In addition to being able to work during bad weather, one of the advantages is that the employees are more productive at home, she says. "In any area with a large number of people, there are a lot more opportunities to be social."

Employees must work in the department at least a year before they are eligible to participate in the telecommuting program, Davis says. Those who do work at home are required to come to the office every other week for staff meetings. "If for some reason the equipment is down, or there is an accident and the power to their homes is cut off," she notes, "they understand that they are to come back to work at the facility."

The department’s managers visit the homes of those who commute about once a month to encourage a sense of connection. "We don’t want them to be like islands out there. We also include them in any celebrations we do — not just at the holidays, but when we meet our goals and have pizza parties."

There is no specific plan for how many pre-services employees will ultimately become telecommuters, she says. "We’ll just send some more and see how that goes." The expansion won’t be limitless, Davis notes, "because there are those who prefer to be away from home to work."

Neither the potential savings nor the costs of space were driving forces behind the project, she says, although they would be nice side benefits. "What’s driving this is employee retention."

With the same view in mind, opportunities for employee flextime already were in place, Davis explains. "We have employees who rotate schedules and who can work four 10-hour days. Everybody can’t be off at the same time, but they can go to the manager and, if the request is reasonable, we’ll try to do it."

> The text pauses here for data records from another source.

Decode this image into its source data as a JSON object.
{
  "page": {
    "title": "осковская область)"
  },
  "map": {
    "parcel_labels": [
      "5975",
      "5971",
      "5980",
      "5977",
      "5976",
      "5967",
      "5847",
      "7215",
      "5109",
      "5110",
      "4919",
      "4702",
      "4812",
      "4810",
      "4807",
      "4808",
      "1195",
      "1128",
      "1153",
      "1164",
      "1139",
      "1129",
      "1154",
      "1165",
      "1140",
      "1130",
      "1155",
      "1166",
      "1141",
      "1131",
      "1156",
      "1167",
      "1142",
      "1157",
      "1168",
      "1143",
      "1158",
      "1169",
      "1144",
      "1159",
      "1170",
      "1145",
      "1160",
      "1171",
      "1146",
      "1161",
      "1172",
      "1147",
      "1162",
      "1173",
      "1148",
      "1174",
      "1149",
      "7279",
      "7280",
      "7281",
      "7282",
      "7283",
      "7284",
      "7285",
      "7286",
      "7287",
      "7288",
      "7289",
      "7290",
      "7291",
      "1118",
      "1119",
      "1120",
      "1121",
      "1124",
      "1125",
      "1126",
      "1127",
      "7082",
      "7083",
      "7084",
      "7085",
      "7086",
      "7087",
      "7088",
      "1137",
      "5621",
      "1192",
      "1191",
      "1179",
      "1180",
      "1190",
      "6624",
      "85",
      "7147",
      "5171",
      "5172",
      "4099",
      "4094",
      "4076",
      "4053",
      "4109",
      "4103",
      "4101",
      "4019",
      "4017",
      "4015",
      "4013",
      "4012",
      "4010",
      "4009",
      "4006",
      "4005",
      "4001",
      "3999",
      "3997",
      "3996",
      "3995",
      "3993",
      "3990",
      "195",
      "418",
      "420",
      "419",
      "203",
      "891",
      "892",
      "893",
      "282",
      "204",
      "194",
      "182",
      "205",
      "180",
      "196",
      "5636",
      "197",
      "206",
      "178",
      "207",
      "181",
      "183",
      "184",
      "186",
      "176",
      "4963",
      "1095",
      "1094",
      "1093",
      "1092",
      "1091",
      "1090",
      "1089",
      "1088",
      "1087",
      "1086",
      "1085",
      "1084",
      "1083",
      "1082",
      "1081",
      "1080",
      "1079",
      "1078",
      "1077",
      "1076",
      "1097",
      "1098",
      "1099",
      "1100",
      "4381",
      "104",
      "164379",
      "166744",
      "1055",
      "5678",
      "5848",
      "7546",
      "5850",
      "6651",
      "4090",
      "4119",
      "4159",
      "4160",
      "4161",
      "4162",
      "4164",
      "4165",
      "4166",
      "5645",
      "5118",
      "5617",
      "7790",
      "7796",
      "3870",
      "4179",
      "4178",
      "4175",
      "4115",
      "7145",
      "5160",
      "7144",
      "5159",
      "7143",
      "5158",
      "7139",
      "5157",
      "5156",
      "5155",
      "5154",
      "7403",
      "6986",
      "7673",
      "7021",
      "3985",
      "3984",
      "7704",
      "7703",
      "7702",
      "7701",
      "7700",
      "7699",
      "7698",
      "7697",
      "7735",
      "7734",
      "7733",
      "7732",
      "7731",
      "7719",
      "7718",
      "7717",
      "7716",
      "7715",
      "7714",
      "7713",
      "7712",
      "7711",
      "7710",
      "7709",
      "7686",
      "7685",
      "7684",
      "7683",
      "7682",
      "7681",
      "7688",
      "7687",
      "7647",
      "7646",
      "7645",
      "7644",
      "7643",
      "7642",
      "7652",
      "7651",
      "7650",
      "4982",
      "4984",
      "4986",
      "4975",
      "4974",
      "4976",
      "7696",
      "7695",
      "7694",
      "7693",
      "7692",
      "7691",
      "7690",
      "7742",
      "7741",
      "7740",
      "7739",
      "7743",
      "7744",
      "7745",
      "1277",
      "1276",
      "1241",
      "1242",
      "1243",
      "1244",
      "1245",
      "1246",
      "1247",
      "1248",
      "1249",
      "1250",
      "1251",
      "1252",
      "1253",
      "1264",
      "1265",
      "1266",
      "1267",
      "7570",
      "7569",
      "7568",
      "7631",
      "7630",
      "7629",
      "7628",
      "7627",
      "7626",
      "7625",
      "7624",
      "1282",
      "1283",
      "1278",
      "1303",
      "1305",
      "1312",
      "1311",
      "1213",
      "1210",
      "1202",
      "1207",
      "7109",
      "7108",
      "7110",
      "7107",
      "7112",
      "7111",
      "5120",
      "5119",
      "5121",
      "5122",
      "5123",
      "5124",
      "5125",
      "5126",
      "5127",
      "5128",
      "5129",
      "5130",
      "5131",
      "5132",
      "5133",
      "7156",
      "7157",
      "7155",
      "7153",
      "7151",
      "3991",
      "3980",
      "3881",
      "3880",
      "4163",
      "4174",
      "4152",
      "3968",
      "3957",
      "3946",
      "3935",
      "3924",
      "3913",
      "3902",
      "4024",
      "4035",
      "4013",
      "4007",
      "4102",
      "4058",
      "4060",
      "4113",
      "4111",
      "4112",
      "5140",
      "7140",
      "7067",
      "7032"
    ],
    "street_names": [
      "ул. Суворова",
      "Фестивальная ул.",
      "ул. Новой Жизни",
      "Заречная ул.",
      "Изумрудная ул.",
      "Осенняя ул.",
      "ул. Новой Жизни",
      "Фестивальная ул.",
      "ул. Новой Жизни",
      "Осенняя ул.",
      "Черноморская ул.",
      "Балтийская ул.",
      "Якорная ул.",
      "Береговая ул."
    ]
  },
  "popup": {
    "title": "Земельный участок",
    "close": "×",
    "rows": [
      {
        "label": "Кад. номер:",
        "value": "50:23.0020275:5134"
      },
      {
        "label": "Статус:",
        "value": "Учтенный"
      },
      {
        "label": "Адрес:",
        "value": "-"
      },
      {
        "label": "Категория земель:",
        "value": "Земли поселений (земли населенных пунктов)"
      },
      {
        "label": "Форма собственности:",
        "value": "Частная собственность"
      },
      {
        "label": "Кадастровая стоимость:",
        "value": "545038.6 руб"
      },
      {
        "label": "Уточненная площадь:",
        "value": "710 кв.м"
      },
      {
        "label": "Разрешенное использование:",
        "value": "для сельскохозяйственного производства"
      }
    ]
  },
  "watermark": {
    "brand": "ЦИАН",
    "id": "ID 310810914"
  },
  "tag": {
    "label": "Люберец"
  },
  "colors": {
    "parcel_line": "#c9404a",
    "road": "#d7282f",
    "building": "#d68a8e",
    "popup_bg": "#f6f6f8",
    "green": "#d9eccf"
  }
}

Pre-services employees begin work as early as 6:30 a.m. and as late as 12:30 p.m., she says, with a closing time of 8:30 p.m. Extended hours are a "win-win" situation, Davis notes, since it’s usually easier to reach people in the evening hours. "That’s one thing we are trying to do here — to make it win-win for both employees and Carolinas HealthCare System," she adds. "The employees know what it takes to get the job done far better than the managers or even I do. We appreciate their input, take it seriously, and if they can come up with a better way, we’ll do it."

[Katie Davis can be reached at (704) 529-2401 or by e-mail (katie.davis@carolinashealthcare.org).]